Some financial advisors advocate a buy and hold forever strategy for individual stocks.
They cite such successful investors as Warren Buffett, Benjamin Graham, and John Templeton as staunch believers in a buy and hold forever approach.
Or financial experts tout articles like “The 7 Best Stocks for a Lifetime”.
As a good friend whose birthday is this week would put it, “Complete foolishness, I say.”
And she would be right.
I generally recommend buy and hold, but only for mutual and exchange traded funds. Not individual equities. I also believe that investors should periodically review their holdings. And, if necessary, to rebalance the portfolio to one’s current target asset allocation.
So why do I not like buy and hold forever with individual stocks?
Were These Successful Investors Truly Holding Forever?
I agree that many successful equity investors take a long-term perspective. That is part of my own investment philosophy.
But long-term does not mean forever. Either literally or even in a typical investor’s lifespan of (say) 40 years. And Warren Buffett often sells investments.
Successful value investors – Buffett, Graham, Templeton – do usually take a long-term perspective (the exception are some value investors who trade based on short-term anomalies that temporarily create under-valued opportunities). They focus on companies with strong management, well run operations, an excellent business model, products/services with strong revenue potential, industry leading positions, etc.
In short, strong successful companies with consistent long-term earnings growth potential.
But again, long-term does not necessarily mean forever.
The world changes over time. Companies that are strong today may lose their competitive advantage in the future.
Smart value investors continually assess their holdings to ensure their investments still possess strong potential.
What Do I Mean?
A good example is Eastman Kodak. A company that met many criteria on a value investor’s list.
Strong products – selling the Brownie camera, not too mention all the film, innovation – inventor of the first digital camera in 1975, successful track record – member of the Dow Jones 30 since 1930, and so on.
A nice company to own for the long-term.

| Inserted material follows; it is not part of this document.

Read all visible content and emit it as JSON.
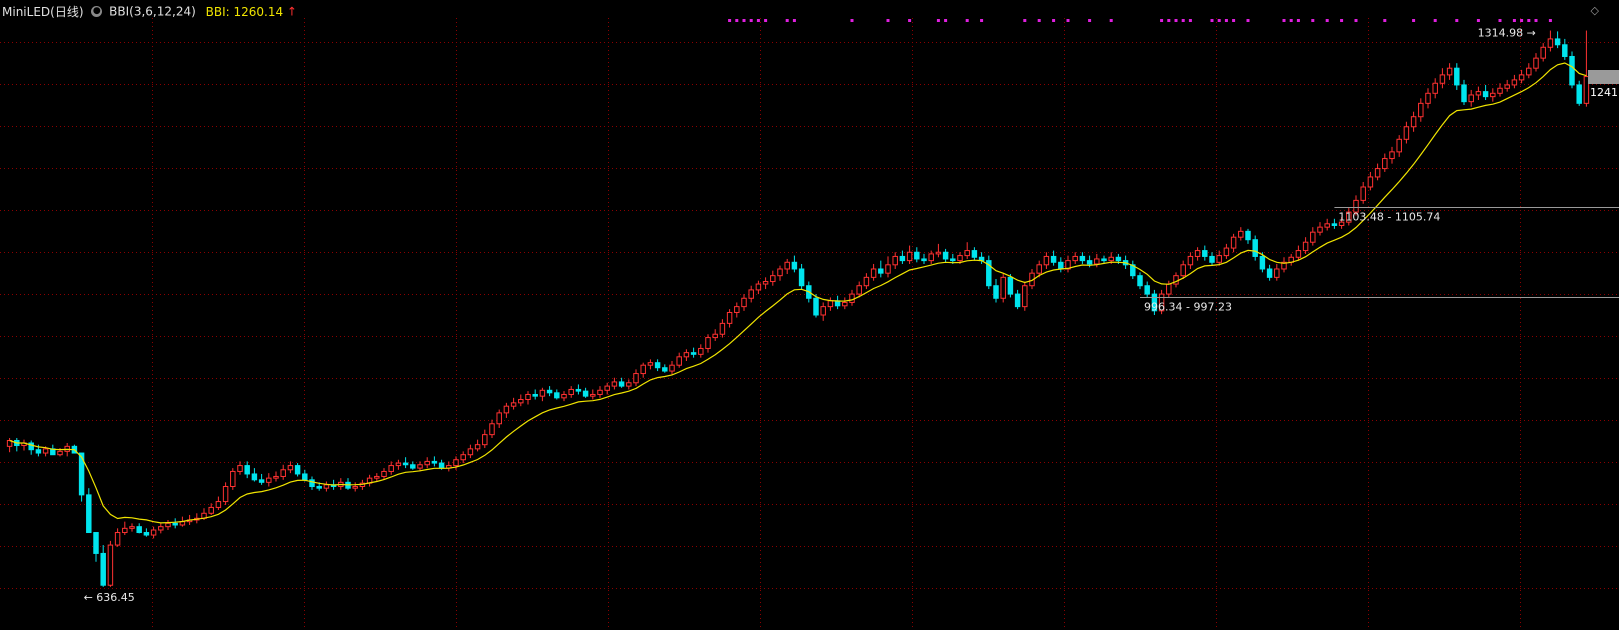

In the 1960s and 70s, you likely bought a camera from Kodak. In the 2000s, would you buy a digital camera from Kodak? Possibly. But you would look at Canon, Panasonic, Nikon, Sony, Olympus, Pentax, etc. And for most customers, Kodak did not close the sale. Which may explain why Kodak just announced that they were exiting the digital camera business.
In 1975, Kodak invents the digital camera. In 2012, Kodak leaves the business. 37 years is a long time. But it is not forever.
The business world is not stagnate. Factors that impact companies constantly change.
It is pure lunacy to think otherwise.
Impact on Investors
As an investor, we can also see how buying and holding Kodak paid off.
Not great if you held forever.
As an investor, you must constantly assess the future potential of any company at that moment in time.
Kodak probably looked like a superb investment at times in its history. Great products, industry leader, new technologies. However, would most investors consider Kodak as an industry leader with great products today?
Times change. Companies change. Expected future share performance will change.
Do not buy a company stock and throw the certificate in your safe deposit box. Always examine its future prospects on a periodic basis. If the fundamentals change to the point where the company’s potential is doubtful, then you need to consider selling.
But take a longer-term perspective in your analysis. Otherwise, you will be churning your portfolio as you constantly flip investments seeking the next great asset.
What About Funds?
“Okay, I see buy and hold forever with stocks might be problematic. But what about you and your buy and hold with funds? Isn’t this same issue?”
Maybe. Maybe not. It depends on the company and the index.
Consider Kodak. It became a component of the Dow Jones 30 in 1930. Outside of General Electric and General Motors, the longest tenure of any company. But by the 2000s, the company was clearly weakening. In April 2004, Kodak was deleted from the Dow Jones (along with AT&T and International Paper) and replaced with Verizon, Pfizer, and American International Group.
Although a little later to the party, Kodak was also deleted from the Standard & Poor’s 500 index in December 2010.
With various indices, this is a normal process. As companies meet index criteria, they may be included. As companies fail to adhere to the criteria, they are deleted. You may buy just one single index fund, but its components will change over time.
While the criteria do not relate to profitability or share appreciation directly, they do in an indirect fashion. For example, market capitalization is often a criterion. If a company issues 1 million shares at $5, its capitalization is $5 million. If the company is successful, its share price will rise and so too will its capitalization. That may allow it to meet minimum requirements for certain indices.
That is why I like the buy and hold strategy for funds but not for individual stocks.
If you buy and hold a stock forever, you had better hope that your company evolves well over time in a changing world. Not many excel forever.
But if you buy an index fund, you can hold it forever. Safe in the knowledge that over time, weakening companies will exit the index and be replaced by stronger firms.